I’ve talked openly about my previous war with food, and with myself.
Although there could be a sadness inserted to the above line, I instead choose to see things differently. And in this case, my disordered experience with food and eating has directly brought to me the most abundant and glowing health.
The lessons that I experienced on this path were priceless and in this post I’m sharing the Top 5 with you…
1. It’s human to be hungry
I’d often felt guilt around having an appetite and being hungry. As if, not having hunger was somehow the preferred disposition for health, wellbeing and let’s face it, looking amazing!
I may have known better though I didn’t feel better about this idea and denying my hunger never worked well.
Because this has a two-fold negative reality for us.
Firstly, we force ourselves into serious hunger, or for some of us, hanger and this can quickly spiral. Good luck to anyone or anything in your path!
And secondly, we’ve denied ourselves the opportunity to be prepared with glorious and delicious food. By simply stating the very obvious fact that it is indeed human to be hungry, we can plan accordingly and successfully. Making the best decisions about how to nourish ourselves when we inevitably do become hungry and not being forced into making less-than-ideal-choices and experiencing the resulting shame cycle that goes with it.
2. Good and bad is a lie
It’s fairly obvious why such terms exist in our society though when it comes to applying them to food and the way we eat, their power needs harnessing.
Clever marketers, magazines, celebrity endorsements, TV ads and even health professionals have at some point had us all wanting to throw out certain foods from our kitchen and lives.
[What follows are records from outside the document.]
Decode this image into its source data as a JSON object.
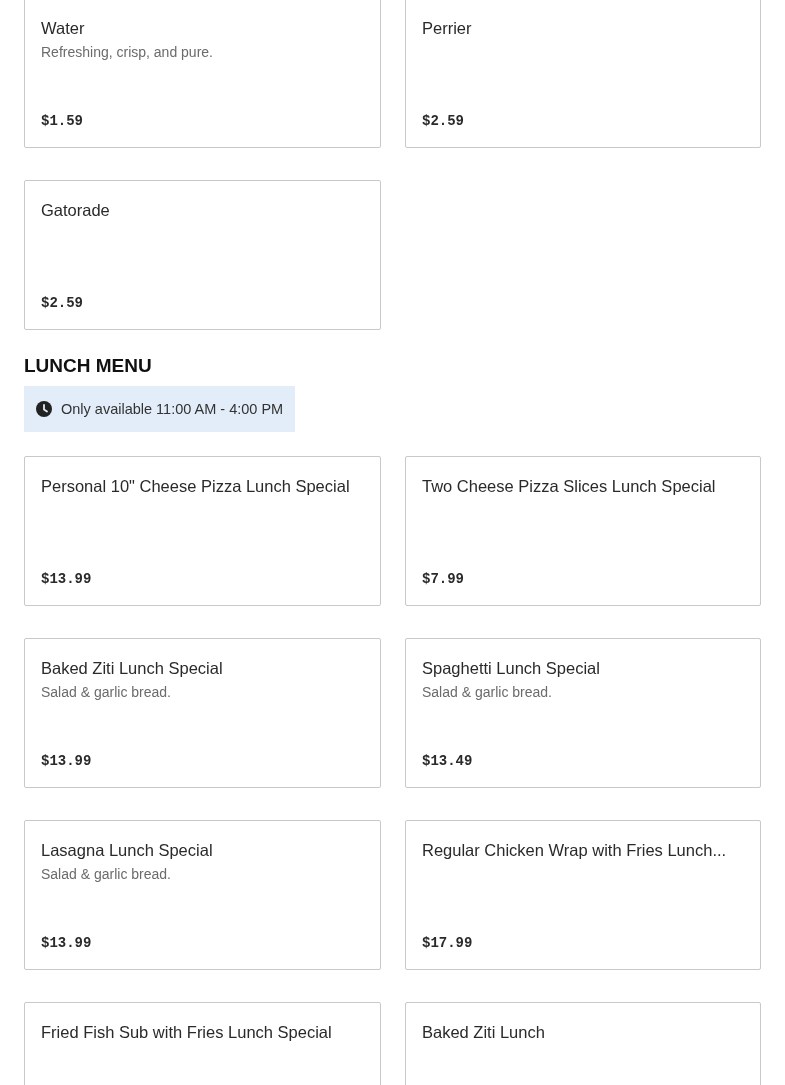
{
  "drinks": [
    {
      "name": "Water",
      "description": "Refreshing, crisp, and pure.",
      "price": "$1.59"
    },
    {
      "name": "Perrier",
      "price": "$2.59"
    },
    {
      "name": "Gatorade",
      "price": "$2.59"
    }
  ],
  "lunch_menu": {
    "title": "LUNCH MENU",
    "availability": "Only available 11:00 AM - 4:00 PM",
    "items": [
      {
        "name": "Personal 10\" Cheese Pizza Lunch Special",
        "price": "$13.99"
      },
      {
        "name": "Two Cheese Pizza Slices Lunch Special",
        "price": "$7.99"
      },
      {
        "name": "Baked Ziti Lunch Special",
        "description": "Salad & garlic bread.",
        "price": "$13.99"
      },
      {
        "name": "Spaghetti Lunch Special",
        "description": "Salad & garlic bread.",
        "price": "$13.49"
      },
      {
        "name": "Lasagna Lunch Special",
        "description": "Salad & garlic bread.",
        "price": "$13.99"
      },
      {
        "name": "Regular Chicken Wrap with Fries Lunch...",
        "price": "$17.99"
      },
      {
        "name": "Fried Fish Sub with Fries Lunch Special"
      },
      {
        "name": "Baked Ziti Lunch"
      }
    ]
  }
}
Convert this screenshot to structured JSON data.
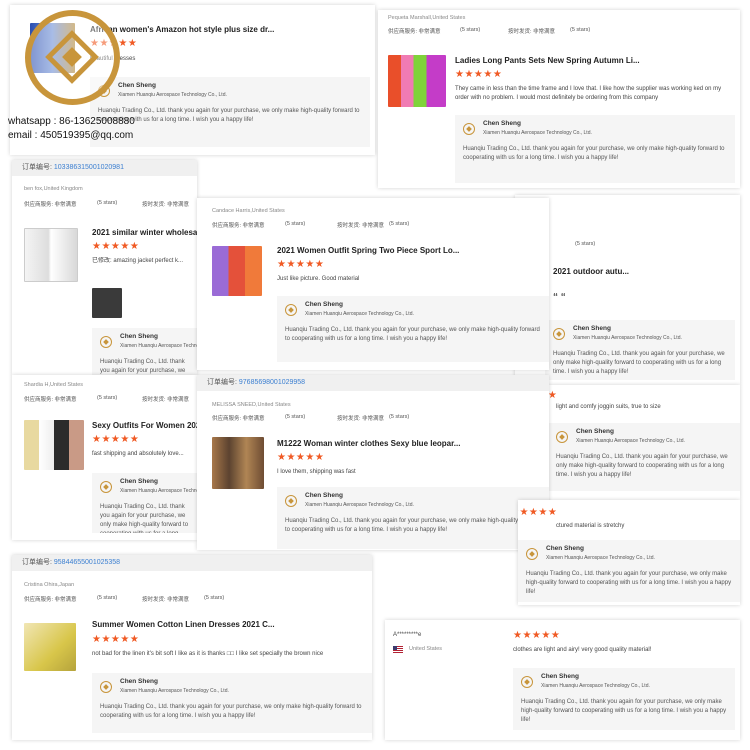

And in equal parts they’ve had us wanting to add something else in.
“That’s good for you and that’s bad for you.”
The fear mongering and often, complete bull***t that’s finely crafted to steer our buying decisions has taken us to some very dark places.
Wholefoods, real food, what nature made, has no such description attached to it. These simple building blocks of our human evolution are something to be celebrated and respected, not fearful of.
3. We don’t always know
Whether it’s about the food, it’s origins, how it’s grown or what on earth to do with it, we don’t always have the answer.
In our modern world, this is common and best of all, workable. We may not know though we can know.
Simply and deliciously we can know how to best nourish ourselves, shop smart, prepare efficiently and enjoy the process.
We simply need to commit to learning.
4. Food is addictive
How we react to food is completely unique to us.
However there are some common threads and they’re not always ideal. Take for instance the carefully engineered food products that make up 70% of any given supermarket in a developed country and you’ll find addiction-central.
The perfect combination of sugar and fat to have us hooked is the proven commonality and the one we want to avoid as best we can.
The good news here though is that once it’s out of your realm, it’s truly gone and the addiction is barely a memory. Further evidence that we’re designed to thrive with the real stuff.
5. We’re made to enjoy food
Not often a concept that we’re encouraged to entertain.
Fun. Joy. Sharing. Family. Celebrations. Heston Blumenthal. Whatever food means to you is perfectly OK. In fact it’s amazing.
Enjoyment and excessiveness may have become the pairing we’re more familiar with these days though like anything instinctive, this isn’t our natural default.
We can locate our instincts and enjoy delicious food at the same time. It’s a gift to do so.
To learn more about how I found eating freedom, check out my PATH TO WHOLEFOODS online program.
Join me for the next live round of this 8-week eating transformation for busy women or find free resources to refresh your journey.
Enrolments open on 5th Feb 2017.